Data extracted from a collection:
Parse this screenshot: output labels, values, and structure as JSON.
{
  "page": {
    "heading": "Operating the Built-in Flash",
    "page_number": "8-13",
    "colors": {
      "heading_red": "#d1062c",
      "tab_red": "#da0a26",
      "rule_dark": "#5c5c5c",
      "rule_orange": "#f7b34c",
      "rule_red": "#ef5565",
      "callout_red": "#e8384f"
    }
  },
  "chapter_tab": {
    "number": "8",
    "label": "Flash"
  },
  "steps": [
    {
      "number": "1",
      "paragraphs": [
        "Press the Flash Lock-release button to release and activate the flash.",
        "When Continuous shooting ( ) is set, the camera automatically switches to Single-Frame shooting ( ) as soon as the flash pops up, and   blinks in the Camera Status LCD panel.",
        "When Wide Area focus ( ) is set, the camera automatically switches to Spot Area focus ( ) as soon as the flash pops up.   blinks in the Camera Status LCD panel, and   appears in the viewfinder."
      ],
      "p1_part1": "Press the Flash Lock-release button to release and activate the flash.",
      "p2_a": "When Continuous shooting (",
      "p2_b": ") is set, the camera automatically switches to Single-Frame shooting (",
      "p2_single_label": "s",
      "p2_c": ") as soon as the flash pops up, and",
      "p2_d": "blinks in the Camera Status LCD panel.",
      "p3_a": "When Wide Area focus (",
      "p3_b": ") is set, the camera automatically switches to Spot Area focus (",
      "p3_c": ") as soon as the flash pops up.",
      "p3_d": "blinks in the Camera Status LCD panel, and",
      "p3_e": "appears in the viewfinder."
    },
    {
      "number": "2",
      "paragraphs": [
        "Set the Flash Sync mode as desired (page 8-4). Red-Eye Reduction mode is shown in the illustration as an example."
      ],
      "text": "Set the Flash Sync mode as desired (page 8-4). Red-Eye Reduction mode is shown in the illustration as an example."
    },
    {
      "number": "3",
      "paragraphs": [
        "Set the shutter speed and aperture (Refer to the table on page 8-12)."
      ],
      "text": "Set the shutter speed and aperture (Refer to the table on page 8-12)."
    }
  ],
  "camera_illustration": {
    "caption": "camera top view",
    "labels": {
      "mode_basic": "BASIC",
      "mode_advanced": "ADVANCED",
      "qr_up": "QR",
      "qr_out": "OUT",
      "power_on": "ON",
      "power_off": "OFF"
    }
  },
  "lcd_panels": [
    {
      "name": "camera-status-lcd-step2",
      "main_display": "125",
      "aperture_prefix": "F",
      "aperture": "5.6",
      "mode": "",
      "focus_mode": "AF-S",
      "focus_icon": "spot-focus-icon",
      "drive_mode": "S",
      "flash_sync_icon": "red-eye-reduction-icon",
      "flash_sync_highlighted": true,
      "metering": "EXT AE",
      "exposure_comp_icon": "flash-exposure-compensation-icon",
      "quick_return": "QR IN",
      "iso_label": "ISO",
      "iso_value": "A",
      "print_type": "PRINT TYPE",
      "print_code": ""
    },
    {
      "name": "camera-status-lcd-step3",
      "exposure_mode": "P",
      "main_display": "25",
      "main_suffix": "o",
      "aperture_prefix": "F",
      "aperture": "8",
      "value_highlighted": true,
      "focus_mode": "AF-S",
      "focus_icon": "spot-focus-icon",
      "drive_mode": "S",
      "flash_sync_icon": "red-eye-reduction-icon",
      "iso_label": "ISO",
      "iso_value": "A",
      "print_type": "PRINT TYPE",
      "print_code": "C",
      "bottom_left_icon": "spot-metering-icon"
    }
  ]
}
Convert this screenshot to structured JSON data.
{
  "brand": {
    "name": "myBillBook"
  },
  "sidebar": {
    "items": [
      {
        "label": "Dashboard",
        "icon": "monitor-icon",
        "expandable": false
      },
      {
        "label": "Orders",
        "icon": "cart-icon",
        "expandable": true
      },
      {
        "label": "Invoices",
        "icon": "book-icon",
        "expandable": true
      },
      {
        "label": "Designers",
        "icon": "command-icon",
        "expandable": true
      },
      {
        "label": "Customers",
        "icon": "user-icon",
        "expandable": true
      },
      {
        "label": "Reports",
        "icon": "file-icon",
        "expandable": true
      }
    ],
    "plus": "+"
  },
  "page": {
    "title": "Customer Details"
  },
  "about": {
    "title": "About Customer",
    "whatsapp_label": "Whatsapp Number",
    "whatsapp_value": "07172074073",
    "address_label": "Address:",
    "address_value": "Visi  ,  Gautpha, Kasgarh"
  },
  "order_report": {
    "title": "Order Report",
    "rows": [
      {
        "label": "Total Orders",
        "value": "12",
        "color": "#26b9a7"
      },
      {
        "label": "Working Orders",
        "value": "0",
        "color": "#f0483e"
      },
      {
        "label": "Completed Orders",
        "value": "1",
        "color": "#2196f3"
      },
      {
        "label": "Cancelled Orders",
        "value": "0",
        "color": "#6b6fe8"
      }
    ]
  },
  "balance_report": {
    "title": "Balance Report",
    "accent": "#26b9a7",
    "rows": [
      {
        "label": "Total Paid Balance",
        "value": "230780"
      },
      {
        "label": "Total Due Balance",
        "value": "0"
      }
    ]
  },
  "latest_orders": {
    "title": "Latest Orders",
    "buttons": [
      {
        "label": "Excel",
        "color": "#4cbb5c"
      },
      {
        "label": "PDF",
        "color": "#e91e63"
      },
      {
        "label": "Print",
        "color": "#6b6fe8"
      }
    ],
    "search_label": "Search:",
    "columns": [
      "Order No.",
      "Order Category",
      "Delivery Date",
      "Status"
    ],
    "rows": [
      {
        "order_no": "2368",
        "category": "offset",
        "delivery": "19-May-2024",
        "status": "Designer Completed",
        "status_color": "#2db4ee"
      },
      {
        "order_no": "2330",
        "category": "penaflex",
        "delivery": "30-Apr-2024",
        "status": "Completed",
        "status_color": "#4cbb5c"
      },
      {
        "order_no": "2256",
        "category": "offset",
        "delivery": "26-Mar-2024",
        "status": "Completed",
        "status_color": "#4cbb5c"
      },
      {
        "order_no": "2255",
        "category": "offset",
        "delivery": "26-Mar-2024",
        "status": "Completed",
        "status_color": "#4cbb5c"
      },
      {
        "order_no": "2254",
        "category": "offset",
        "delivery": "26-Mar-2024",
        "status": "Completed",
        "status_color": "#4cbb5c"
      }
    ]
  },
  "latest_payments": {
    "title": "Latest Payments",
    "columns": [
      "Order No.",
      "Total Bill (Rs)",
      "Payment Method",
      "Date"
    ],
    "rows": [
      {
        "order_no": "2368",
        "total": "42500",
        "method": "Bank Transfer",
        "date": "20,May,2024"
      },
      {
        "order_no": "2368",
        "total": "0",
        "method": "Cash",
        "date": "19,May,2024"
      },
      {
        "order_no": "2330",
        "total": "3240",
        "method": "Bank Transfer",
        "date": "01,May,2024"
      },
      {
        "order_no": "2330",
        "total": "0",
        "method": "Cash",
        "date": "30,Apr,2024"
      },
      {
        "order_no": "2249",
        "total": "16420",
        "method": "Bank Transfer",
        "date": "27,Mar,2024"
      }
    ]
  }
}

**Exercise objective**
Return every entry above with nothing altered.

**Completed exercise**
Parse this screenshot: output labels, values, and structure as JSON.
{
  "page": {
    "heading": "Operating the Built-in Flash",
    "page_number": "8-13",
    "colors": {
      "heading_red": "#d1062c",
      "tab_red": "#da0a26",
      "rule_dark": "#5c5c5c",
      "rule_orange": "#f7b34c",
      "rule_red": "#ef5565",
      "callout_red": "#e8384f"
    }
  },
  "chapter_tab": {
    "number": "8",
    "label": "Flash"
  },
  "steps": [
    {
      "number": "1",
      "paragraphs": [
        "Press the Flash Lock-release button to release and activate the flash.",
        "When Continuous shooting ( ) is set, the camera automatically switches to Single-Frame shooting ( ) as soon as the flash pops up, and   blinks in the Camera Status LCD panel.",
        "When Wide Area focus ( ) is set, the camera automatically switches to Spot Area focus ( ) as soon as the flash pops up.   blinks in the Camera Status LCD panel, and   appears in the viewfinder."
      ],
      "p1_part1": "Press the Flash Lock-release button to release and activate the flash.",
      "p2_a": "When Continuous shooting (",
      "p2_b": ") is set, the camera automatically switches to Single-Frame shooting (",
      "p2_single_label": "s",
      "p2_c": ") as soon as the flash pops up, and",
      "p2_d": "blinks in the Camera Status LCD panel.",
      "p3_a": "When Wide Area focus (",
      "p3_b": ") is set, the camera automatically switches to Spot Area focus (",
      "p3_c": ") as soon as the flash pops up.",
      "p3_d": "blinks in the Camera Status LCD panel, and",
      "p3_e": "appears in the viewfinder."
    },
    {
      "number": "2",
      "paragraphs": [
        "Set the Flash Sync mode as desired (page 8-4). Red-Eye Reduction mode is shown in the illustration as an example."
      ],
      "text": "Set the Flash Sync mode as desired (page 8-4). Red-Eye Reduction mode is shown in the illustration as an example."
    },
    {
      "number": "3",
      "paragraphs": [
        "Set the shutter speed and aperture (Refer to the table on page 8-12)."
      ],
      "text": "Set the shutter speed and aperture (Refer to the table on page 8-12)."
    }
  ],
  "camera_illustration": {
    "caption": "camera top view",
    "labels": {
      "mode_basic": "BASIC",
      "mode_advanced": "ADVANCED",
      "qr_up": "QR",
      "qr_out": "OUT",
      "power_on": "ON",
      "power_off": "OFF"
    }
  },
  "lcd_panels": [
    {
      "name": "camera-status-lcd-step2",
      "main_display": "125",
      "aperture_prefix": "F",
      "aperture": "5.6",
      "mode": "",
      "focus_mode": "AF-S",
      "focus_icon": "spot-focus-icon",
      "drive_mode": "S",
      "flash_sync_icon": "red-eye-reduction-icon",
      "flash_sync_highlighted": true,
      "metering": "EXT AE",
      "exposure_comp_icon": "flash-exposure-compensation-icon",
      "quick_return": "QR IN",
      "iso_label": "ISO",
      "iso_value": "A",
      "print_type": "PRINT TYPE",
      "print_code": ""
    },
    {
      "name": "camera-status-lcd-step3",
      "exposure_mode": "P",
      "main_display": "25",
      "main_suffix": "o",
      "aperture_prefix": "F",
      "aperture": "8",
      "value_highlighted": true,
      "focus_mode": "AF-S",
      "focus_icon": "spot-focus-icon",
      "drive_mode": "S",
      "flash_sync_icon": "red-eye-reduction-icon",
      "iso_label": "ISO",
      "iso_value": "A",
      "print_type": "PRINT TYPE",
      "print_code": "C",
      "bottom_left_icon": "spot-metering-icon"
    }
  ]
}
Convert this screenshot to structured JSON data.
{
  "brand": {
    "name": "myBillBook"
  },
  "sidebar": {
    "items": [
      {
        "label": "Dashboard",
        "icon": "monitor-icon",
        "expandable": false
      },
      {
        "label": "Orders",
        "icon": "cart-icon",
        "expandable": true
      },
      {
        "label": "Invoices",
        "icon": "book-icon",
        "expandable": true
      },
      {
        "label": "Designers",
        "icon": "command-icon",
        "expandable": true
      },
      {
        "label": "Customers",
        "icon": "user-icon",
        "expandable": true
      },
      {
        "label": "Reports",
        "icon": "file-icon",
        "expandable": true
      }
    ],
    "plus": "+"
  },
  "page": {
    "title": "Customer Details"
  },
  "about": {
    "title": "About Customer",
    "whatsapp_label": "Whatsapp Number",
    "whatsapp_value": "07172074073",
    "address_label": "Address:",
    "address_value": "Visi  ,  Gautpha, Kasgarh"
  },
  "order_report": {
    "title": "Order Report",
    "rows": [
      {
        "label": "Total Orders",
        "value": "12",
        "color": "#26b9a7"
      },
      {
        "label": "Working Orders",
        "value": "0",
        "color": "#f0483e"
      },
      {
        "label": "Completed Orders",
        "value": "1",
        "color": "#2196f3"
      },
      {
        "label": "Cancelled Orders",
        "value": "0",
        "color": "#6b6fe8"
      }
    ]
  },
  "balance_report": {
    "title": "Balance Report",
    "accent": "#26b9a7",
    "rows": [
      {
        "label": "Total Paid Balance",
        "value": "230780"
      },
      {
        "label": "Total Due Balance",
        "value": "0"
      }
    ]
  },
  "latest_orders": {
    "title": "Latest Orders",
    "buttons": [
      {
        "label": "Excel",
        "color": "#4cbb5c"
      },
      {
        "label": "PDF",
        "color": "#e91e63"
      },
      {
        "label": "Print",
        "color": "#6b6fe8"
      }
    ],
    "search_label": "Search:",
    "columns": [
      "Order No.",
      "Order Category",
      "Delivery Date",
      "Status"
    ],
    "rows": [
      {
        "order_no": "2368",
        "category": "offset",
        "delivery": "19-May-2024",
        "status": "Designer Completed",
        "status_color": "#2db4ee"
      },
      {
        "order_no": "2330",
        "category": "penaflex",
        "delivery": "30-Apr-2024",
        "status": "Completed",
        "status_color": "#4cbb5c"
      },
      {
        "order_no": "2256",
        "category": "offset",
        "delivery": "26-Mar-2024",
        "status": "Completed",
        "status_color": "#4cbb5c"
      },
      {
        "order_no": "2255",
        "category": "offset",
        "delivery": "26-Mar-2024",
        "status": "Completed",
        "status_color": "#4cbb5c"
      },
      {
        "order_no": "2254",
        "category": "offset",
        "delivery": "26-Mar-2024",
        "status": "Completed",
        "status_color": "#4cbb5c"
      }
    ]
  },
  "latest_payments": {
    "title": "Latest Payments",
    "columns": [
      "Order No.",
      "Total Bill (Rs)",
      "Payment Method",
      "Date"
    ],
    "rows": [
      {
        "order_no": "2368",
        "total": "42500",
        "method": "Bank Transfer",
        "date": "20,May,2024"
      },
      {
        "order_no": "2368",
        "total": "0",
        "method": "Cash",
        "date": "19,May,2024"
      },
      {
        "order_no": "2330",
        "total": "3240",
        "method": "Bank Transfer",
        "date": "01,May,2024"
      },
      {
        "order_no": "2330",
        "total": "0",
        "method": "Cash",
        "date": "30,Apr,2024"
      },
      {
        "order_no": "2249",
        "total": "16420",
        "method": "Bank Transfer",
        "date": "27,Mar,2024"
      }
    ]
  }
}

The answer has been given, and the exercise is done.